The sober exhibition could use a bit more of that Dada levity. You can tell it is serious-minded because, with just a few exceptions, all the images in it are black-and-white. Those are the colors of text printed on paper, the academic palette of the library and research department. Mostly absent are the liberating capacities of irrational chromatic reveries like hot pink, lime green or mauve.
Aerial surveillance views of post-atomic Hiroshima and Nagasaki record scenes of astonishing devastation. Anonymous photojournalism chronicles the ravaging American Dust Bowl of the 1930s. Nearby, a news photograph of the stored roadster once owned by Benito Mussolini, Italy’s lynched fascist dictator, presents a modern chariot covered in a layer of dust.
A photograph by Jeff Mermelstein shows a mundane public sculpture of a businessman shrouded in ash from the aftermath of the Sept. 11, 2001 attacks. The sight echoes against Giorgio Sommer’s 1873 documentary picture of a plaster cast of a victim of Mount Vesuvius’ eruption nearly 2,000 years ago.
In Aaron Siskind’s 1949 photographic close-up of a wall at an anonymous Arizona building, paint peels and crumbles. Formally, the work is little different from another Siskind picture made 22 years later, this one showing a close-up of tattered handbills peeling off a wall in San Luis Potosi, Mexico. Time and space collapse.
Many other familiar works of art are included. The photo book “Royal Road Test” by Ed Ruscha, Mason Williams and Patrick Blackwell charts the banged-up fate of a typewriter hurled from a speeding convertible in the barren Mojave desert. A single gray painting is recorded in 128 Gerhard Richter photographs laid out on a tabletop, facilitating farcical study. John Divola’s gritty pictures show the graffiti-sprayed interiors of an abandoned house.
Less well-known but certainly haunting is “Murmur,” a looped, seven-minute video projection by British artist Kirk Palmer. Wind eerily rustles trees in a dense, hilly Japanese landscape. Animism, the attribution of a soul to natural phenomena, is central to Shinto religion; also evoked is a chilling intimation of impending doom.

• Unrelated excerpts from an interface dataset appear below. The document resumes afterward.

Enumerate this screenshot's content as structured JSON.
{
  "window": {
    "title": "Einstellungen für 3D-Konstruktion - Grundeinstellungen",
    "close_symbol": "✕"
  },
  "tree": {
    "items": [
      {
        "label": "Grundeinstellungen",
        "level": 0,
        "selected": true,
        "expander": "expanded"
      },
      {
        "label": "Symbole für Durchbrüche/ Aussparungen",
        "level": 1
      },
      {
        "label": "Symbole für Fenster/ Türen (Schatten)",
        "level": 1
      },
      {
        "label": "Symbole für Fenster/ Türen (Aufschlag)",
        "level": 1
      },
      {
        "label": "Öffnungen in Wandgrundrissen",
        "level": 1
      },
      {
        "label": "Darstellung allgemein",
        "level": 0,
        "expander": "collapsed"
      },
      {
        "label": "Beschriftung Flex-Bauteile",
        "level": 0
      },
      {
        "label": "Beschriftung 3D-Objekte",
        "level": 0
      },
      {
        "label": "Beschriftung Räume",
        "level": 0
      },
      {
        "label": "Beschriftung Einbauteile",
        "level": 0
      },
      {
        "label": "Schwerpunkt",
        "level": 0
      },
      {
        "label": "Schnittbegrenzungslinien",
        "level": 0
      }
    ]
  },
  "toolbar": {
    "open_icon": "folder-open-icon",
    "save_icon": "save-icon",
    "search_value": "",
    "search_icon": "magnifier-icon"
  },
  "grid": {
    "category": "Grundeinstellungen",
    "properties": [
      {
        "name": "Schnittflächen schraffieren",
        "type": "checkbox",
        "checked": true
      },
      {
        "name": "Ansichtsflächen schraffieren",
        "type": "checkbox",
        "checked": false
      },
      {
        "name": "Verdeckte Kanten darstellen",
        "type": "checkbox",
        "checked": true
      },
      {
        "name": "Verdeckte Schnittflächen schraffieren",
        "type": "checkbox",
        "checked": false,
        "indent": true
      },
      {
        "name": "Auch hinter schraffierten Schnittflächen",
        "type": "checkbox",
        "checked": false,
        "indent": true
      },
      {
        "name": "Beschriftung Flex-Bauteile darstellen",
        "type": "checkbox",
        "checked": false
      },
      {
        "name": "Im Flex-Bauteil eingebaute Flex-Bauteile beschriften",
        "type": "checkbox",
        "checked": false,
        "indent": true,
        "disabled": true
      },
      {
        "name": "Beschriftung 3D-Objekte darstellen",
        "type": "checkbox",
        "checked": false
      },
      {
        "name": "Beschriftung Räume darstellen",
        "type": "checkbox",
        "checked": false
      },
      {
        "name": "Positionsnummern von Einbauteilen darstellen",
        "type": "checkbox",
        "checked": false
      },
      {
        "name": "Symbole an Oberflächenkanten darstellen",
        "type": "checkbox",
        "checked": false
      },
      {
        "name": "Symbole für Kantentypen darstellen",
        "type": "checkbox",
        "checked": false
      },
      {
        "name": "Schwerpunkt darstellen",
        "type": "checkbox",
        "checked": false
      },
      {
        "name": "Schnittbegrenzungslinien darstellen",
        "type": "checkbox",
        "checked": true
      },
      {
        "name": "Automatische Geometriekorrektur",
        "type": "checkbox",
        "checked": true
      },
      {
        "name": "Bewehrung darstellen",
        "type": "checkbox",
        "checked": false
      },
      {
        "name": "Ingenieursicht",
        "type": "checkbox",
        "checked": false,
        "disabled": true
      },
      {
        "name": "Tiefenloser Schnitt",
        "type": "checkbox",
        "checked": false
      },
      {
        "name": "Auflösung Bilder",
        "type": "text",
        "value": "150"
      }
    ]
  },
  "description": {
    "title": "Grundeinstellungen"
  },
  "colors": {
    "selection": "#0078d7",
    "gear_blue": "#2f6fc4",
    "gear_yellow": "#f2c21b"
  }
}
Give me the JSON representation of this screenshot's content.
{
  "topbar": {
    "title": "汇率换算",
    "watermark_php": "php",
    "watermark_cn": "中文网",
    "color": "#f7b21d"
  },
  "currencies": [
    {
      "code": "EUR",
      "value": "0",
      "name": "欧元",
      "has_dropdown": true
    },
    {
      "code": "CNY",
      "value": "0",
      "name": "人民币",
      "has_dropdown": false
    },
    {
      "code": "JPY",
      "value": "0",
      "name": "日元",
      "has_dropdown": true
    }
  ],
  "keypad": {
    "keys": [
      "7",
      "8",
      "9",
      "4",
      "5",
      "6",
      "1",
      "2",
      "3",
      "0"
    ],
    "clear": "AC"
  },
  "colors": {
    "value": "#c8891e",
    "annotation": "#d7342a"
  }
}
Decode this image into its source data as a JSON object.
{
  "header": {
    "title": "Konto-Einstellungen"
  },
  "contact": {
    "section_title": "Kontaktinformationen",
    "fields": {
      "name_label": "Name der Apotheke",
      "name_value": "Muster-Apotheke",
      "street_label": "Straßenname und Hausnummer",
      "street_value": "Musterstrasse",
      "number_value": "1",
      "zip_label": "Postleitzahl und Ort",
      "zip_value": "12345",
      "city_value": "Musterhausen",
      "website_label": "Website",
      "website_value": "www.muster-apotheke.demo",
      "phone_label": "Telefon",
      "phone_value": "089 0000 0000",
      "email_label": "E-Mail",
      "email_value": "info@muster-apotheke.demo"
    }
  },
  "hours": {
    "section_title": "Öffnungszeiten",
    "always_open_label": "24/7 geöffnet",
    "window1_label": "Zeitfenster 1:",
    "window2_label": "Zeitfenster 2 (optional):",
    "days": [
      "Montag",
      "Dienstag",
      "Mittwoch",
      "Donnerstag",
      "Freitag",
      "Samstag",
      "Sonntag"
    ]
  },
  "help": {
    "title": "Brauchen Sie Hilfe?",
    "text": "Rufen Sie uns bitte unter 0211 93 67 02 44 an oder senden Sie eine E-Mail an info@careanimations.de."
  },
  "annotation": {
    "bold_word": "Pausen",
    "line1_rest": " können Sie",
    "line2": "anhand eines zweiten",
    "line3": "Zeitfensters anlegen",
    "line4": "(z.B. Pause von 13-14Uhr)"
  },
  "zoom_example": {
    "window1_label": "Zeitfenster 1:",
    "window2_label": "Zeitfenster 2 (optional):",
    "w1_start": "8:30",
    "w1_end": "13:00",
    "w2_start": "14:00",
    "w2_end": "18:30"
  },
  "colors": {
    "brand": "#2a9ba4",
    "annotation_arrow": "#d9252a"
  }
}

Nature bites back.
The show’s primary jolt of color comes in several gallery walls painted forest green – a landscape association, I’d guess – amid more standard contemporary museum walls of white and gray. Image overload is the terrain of modern life, a forest of signs unlike any other encountered in world history.

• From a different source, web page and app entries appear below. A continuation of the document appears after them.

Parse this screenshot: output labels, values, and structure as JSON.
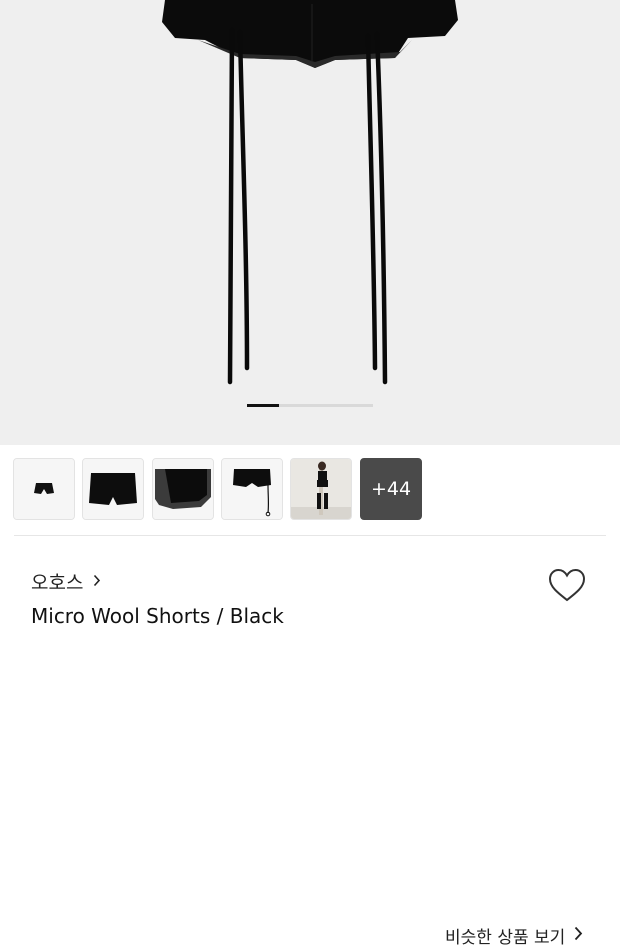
{
  "hero": {
    "image": "black-micro-wool-shorts-with-drawstrings",
    "slide_position": 0.25
  },
  "thumbnails": [
    {
      "image": "shorts-thumb-small"
    },
    {
      "image": "shorts-thumb-front"
    },
    {
      "image": "shorts-thumb-detail"
    },
    {
      "image": "shorts-thumb-drawstring"
    },
    {
      "image": "shorts-thumb-model"
    }
  ],
  "more_thumbs": {
    "label": "+44"
  },
  "similar": {
    "label": "비슷한 상품 보기",
    "icon": "chevron-right-icon"
  },
  "brand": {
    "name": "오호스",
    "icon": "chevron-right-icon"
  },
  "product": {
    "title": "Micro Wool Shorts / Black"
  },
  "wishlist": {
    "icon": "heart-icon"
  },
  "colors": {
    "text": "#222222",
    "hero_bg": "#efefef",
    "accent": "#111111"
  }
}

Roland Barthes’ 1980 book “Camera Lucida,” his only full-scale meditation on photography, could serve as back-story to the exhibition. The French literary theorist and philosopher insisted that the essence of the medium will be found in its implied message: Because a photograph, unlike a painting, is “never distinguished from its referent (from what it represents),” the image is an inevitable record of the past – of a moment gone, a context lost and an experience irrecoverable. Death is the implied message, regardless of the person, place or thing in the picture.

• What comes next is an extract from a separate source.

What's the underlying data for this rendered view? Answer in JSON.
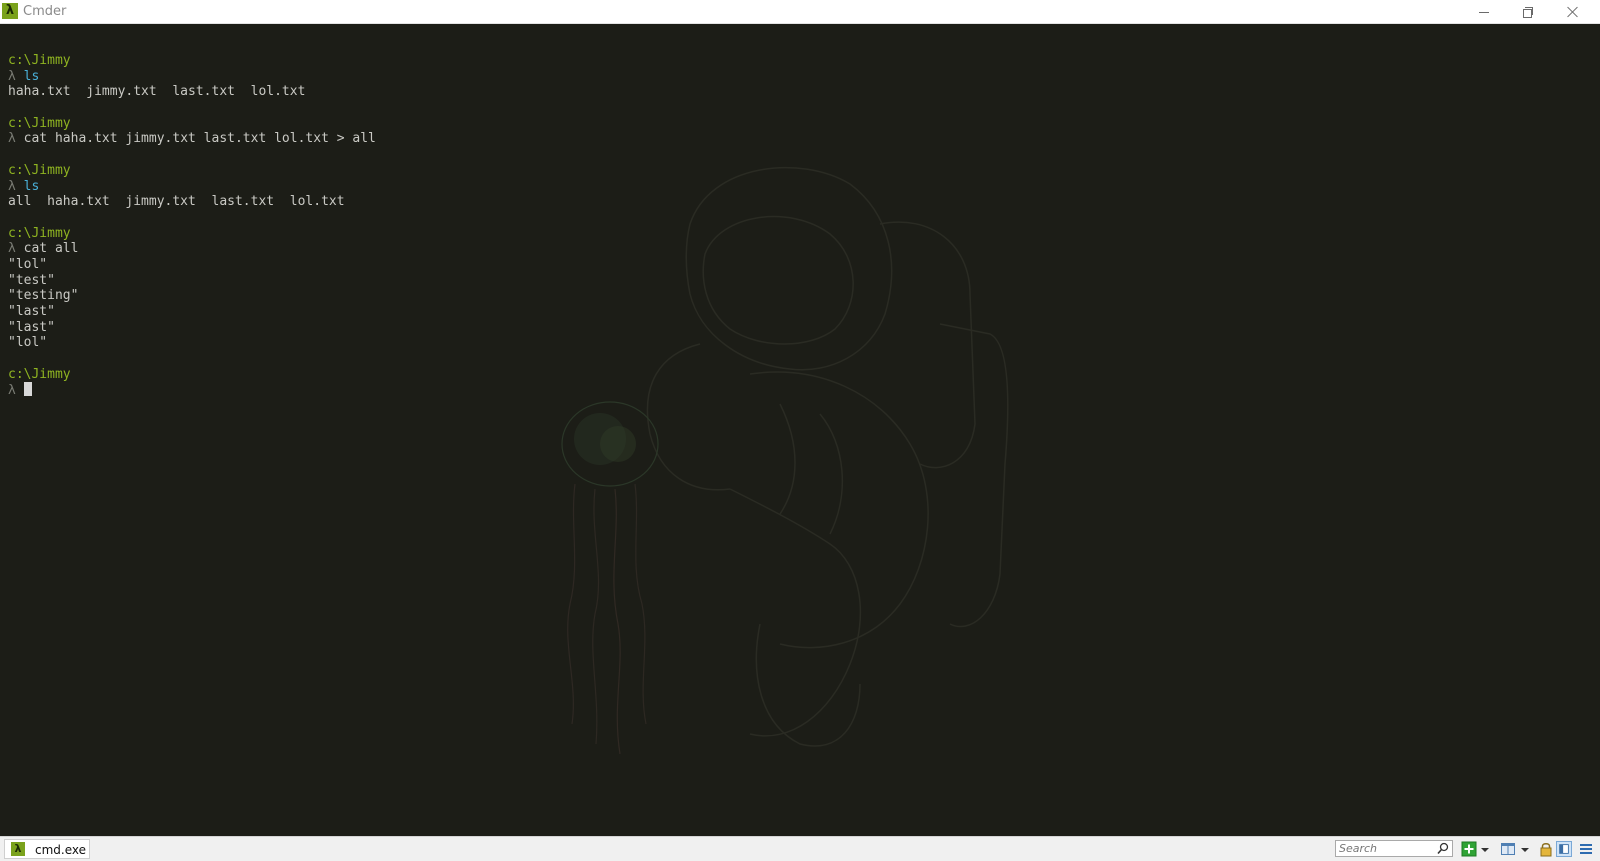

Barthes being Barthes, he laid out his claim in an almost novelistic way. His mother had recently died, and her passing was intertwined with his musings on camera work. In “a Handful of Dust,” something of that terminal quality reverberates through an arresting Robert Burley work – one of the show’s few color photographs.
A crowd has gathered to watch the 2007 implosion of two Kodak film production factories in Rochester, N.Y. The once-titanic business was felled by the rise of digital culture, in which film stock is superfluous. Since Kodak employees are surely among the throng of witnesses to the implosion, the photograph creates a dizzying conceptual loop. The crowds lift cellphones, video and digital cameras to capture souvenir pictures of the destruction of their own way of life.
Sometimes, dust amounts to more than just a handful.
UCR California Museum of Photography, 3824 + 3834 Main St., Riverside; (951) 827-4787, through Dec. 9. Closed Monday. artsblock.ucr.edu/